## Exercise instructions
Without changing anything, output the records below.
────────────────
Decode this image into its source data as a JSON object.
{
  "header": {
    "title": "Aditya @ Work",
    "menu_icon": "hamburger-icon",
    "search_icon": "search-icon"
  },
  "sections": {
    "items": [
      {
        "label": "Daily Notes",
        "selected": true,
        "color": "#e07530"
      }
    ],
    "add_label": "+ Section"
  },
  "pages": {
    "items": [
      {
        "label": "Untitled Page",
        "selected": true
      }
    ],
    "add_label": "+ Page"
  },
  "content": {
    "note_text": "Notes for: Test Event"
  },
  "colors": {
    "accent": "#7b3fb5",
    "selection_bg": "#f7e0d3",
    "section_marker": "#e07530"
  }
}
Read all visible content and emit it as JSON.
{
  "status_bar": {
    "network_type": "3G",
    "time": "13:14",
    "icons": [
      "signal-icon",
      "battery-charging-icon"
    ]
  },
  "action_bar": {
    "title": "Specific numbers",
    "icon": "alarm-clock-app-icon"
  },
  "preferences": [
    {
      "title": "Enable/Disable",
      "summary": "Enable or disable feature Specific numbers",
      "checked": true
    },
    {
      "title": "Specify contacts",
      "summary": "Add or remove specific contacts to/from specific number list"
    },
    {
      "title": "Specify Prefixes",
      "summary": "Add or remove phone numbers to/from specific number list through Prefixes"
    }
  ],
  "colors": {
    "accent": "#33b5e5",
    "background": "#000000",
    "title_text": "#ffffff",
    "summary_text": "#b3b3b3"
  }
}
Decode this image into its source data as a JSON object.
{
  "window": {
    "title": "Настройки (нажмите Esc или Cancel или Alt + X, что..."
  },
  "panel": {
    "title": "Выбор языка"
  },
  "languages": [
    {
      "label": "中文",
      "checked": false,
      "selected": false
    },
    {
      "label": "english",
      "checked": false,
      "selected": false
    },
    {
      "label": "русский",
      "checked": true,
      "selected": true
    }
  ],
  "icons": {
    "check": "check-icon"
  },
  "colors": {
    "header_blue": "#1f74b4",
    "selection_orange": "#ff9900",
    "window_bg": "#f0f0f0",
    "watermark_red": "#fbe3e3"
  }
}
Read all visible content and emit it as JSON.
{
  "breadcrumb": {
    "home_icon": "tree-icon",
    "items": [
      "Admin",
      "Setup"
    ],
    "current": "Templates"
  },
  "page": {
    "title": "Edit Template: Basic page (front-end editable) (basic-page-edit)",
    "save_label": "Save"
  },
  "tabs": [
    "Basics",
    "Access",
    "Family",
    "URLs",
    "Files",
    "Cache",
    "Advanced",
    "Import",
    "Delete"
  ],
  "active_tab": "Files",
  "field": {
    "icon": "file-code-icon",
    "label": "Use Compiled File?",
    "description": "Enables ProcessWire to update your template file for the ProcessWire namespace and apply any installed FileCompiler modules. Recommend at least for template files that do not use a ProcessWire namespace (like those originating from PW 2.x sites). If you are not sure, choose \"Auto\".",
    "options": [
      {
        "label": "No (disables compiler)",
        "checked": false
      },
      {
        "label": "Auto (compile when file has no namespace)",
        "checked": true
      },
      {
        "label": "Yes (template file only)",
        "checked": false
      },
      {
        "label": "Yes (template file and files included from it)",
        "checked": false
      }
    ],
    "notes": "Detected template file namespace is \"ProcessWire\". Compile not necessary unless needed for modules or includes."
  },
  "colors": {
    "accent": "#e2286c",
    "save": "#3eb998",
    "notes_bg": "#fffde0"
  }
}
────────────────
## Reply
Decode this image into its source data as a JSON object.
{
  "header": {
    "title": "Aditya @ Work",
    "menu_icon": "hamburger-icon",
    "search_icon": "search-icon"
  },
  "sections": {
    "items": [
      {
        "label": "Daily Notes",
        "selected": true,
        "color": "#e07530"
      }
    ],
    "add_label": "+ Section"
  },
  "pages": {
    "items": [
      {
        "label": "Untitled Page",
        "selected": true
      }
    ],
    "add_label": "+ Page"
  },
  "content": {
    "note_text": "Notes for: Test Event"
  },
  "colors": {
    "accent": "#7b3fb5",
    "selection_bg": "#f7e0d3",
    "section_marker": "#e07530"
  }
}
Read all visible content and emit it as JSON.
{
  "status_bar": {
    "network_type": "3G",
    "time": "13:14",
    "icons": [
      "signal-icon",
      "battery-charging-icon"
    ]
  },
  "action_bar": {
    "title": "Specific numbers",
    "icon": "alarm-clock-app-icon"
  },
  "preferences": [
    {
      "title": "Enable/Disable",
      "summary": "Enable or disable feature Specific numbers",
      "checked": true
    },
    {
      "title": "Specify contacts",
      "summary": "Add or remove specific contacts to/from specific number list"
    },
    {
      "title": "Specify Prefixes",
      "summary": "Add or remove phone numbers to/from specific number list through Prefixes"
    }
  ],
  "colors": {
    "accent": "#33b5e5",
    "background": "#000000",
    "title_text": "#ffffff",
    "summary_text": "#b3b3b3"
  }
}
Decode this image into its source data as a JSON object.
{
  "window": {
    "title": "Настройки (нажмите Esc или Cancel или Alt + X, что..."
  },
  "panel": {
    "title": "Выбор языка"
  },
  "languages": [
    {
      "label": "中文",
      "checked": false,
      "selected": false
    },
    {
      "label": "english",
      "checked": false,
      "selected": false
    },
    {
      "label": "русский",
      "checked": true,
      "selected": true
    }
  ],
  "icons": {
    "check": "check-icon"
  },
  "colors": {
    "header_blue": "#1f74b4",
    "selection_orange": "#ff9900",
    "window_bg": "#f0f0f0",
    "watermark_red": "#fbe3e3"
  }
}
Read all visible content and emit it as JSON.
{
  "breadcrumb": {
    "home_icon": "tree-icon",
    "items": [
      "Admin",
      "Setup"
    ],
    "current": "Templates"
  },
  "page": {
    "title": "Edit Template: Basic page (front-end editable) (basic-page-edit)",
    "save_label": "Save"
  },
  "tabs": [
    "Basics",
    "Access",
    "Family",
    "URLs",
    "Files",
    "Cache",
    "Advanced",
    "Import",
    "Delete"
  ],
  "active_tab": "Files",
  "field": {
    "icon": "file-code-icon",
    "label": "Use Compiled File?",
    "description": "Enables ProcessWire to update your template file for the ProcessWire namespace and apply any installed FileCompiler modules. Recommend at least for template files that do not use a ProcessWire namespace (like those originating from PW 2.x sites). If you are not sure, choose \"Auto\".",
    "options": [
      {
        "label": "No (disables compiler)",
        "checked": false
      },
      {
        "label": "Auto (compile when file has no namespace)",
        "checked": true
      },
      {
        "label": "Yes (template file only)",
        "checked": false
      },
      {
        "label": "Yes (template file and files included from it)",
        "checked": false
      }
    ],
    "notes": "Detected template file namespace is \"ProcessWire\". Compile not necessary unless needed for modules or includes."
  },
  "colors": {
    "accent": "#e2286c",
    "save": "#3eb998",
    "notes_bg": "#fffde0"
  }
}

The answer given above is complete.